I imagine women’s football to be part of the mainstream. The sport has a great educational value and I would like the values of fair play, sportsmanship and equality to be promoted through the sport more and moved on towards society.
Through football we have the ability to mobilise countries, to mobilise people. There is no event like a World Cup that can reach so many people in one day, in 90 minutes. We have to take advantage of that power to improve society.
HOW DO YOU IMAGINE THE 2030 WORLD CUP?
A joint women’s and men’s World Cup together would be amazing. For example, the men’s team playing at the Bernabéu one day and the female team at the Wanda Metropolitano the next; both events having the same passion and intensity.
WHY DID YOU JOIN COMMON GOAL?
From the beginning I loved the initiative. I think it’s so valuable. Seeing players continually joining, and especially my teammates from Atleti and the national team, I have been wanting to join for some time. I spoke with Olga [García] and reached out. As soon as I understood the vision of the movement and its objectives, I didn’t hesitate for a second to get involved.
WHICH CAUSES ARE IMPORTANT TO YOU?
I love the idea of opening paths to others through football. Helping women in certain countries, where they may not have the same opportunities and, through football, offer a new path to a better life. I lived through having to follow male references and looking for women, because there were no visible female role models in football. I think the project I’m supporting [Goal 5 Accelerator] is a way of allowing girls to see that it doesn’t matter if you are male or female, that there is a way and if you fight and train hard you can make it, regardless of your gender.

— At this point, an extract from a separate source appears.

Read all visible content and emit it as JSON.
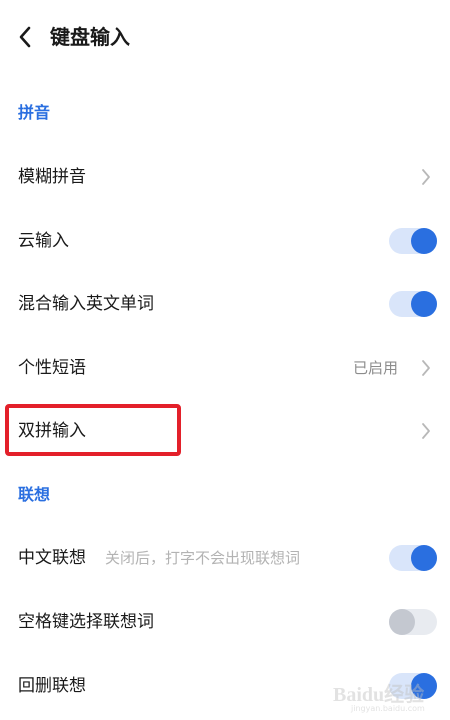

Born: 26th June 1993 in Madrid, Spain
Current Club: Atlético Madrid Femenino, Spain
Women’s National Team (Midfielder)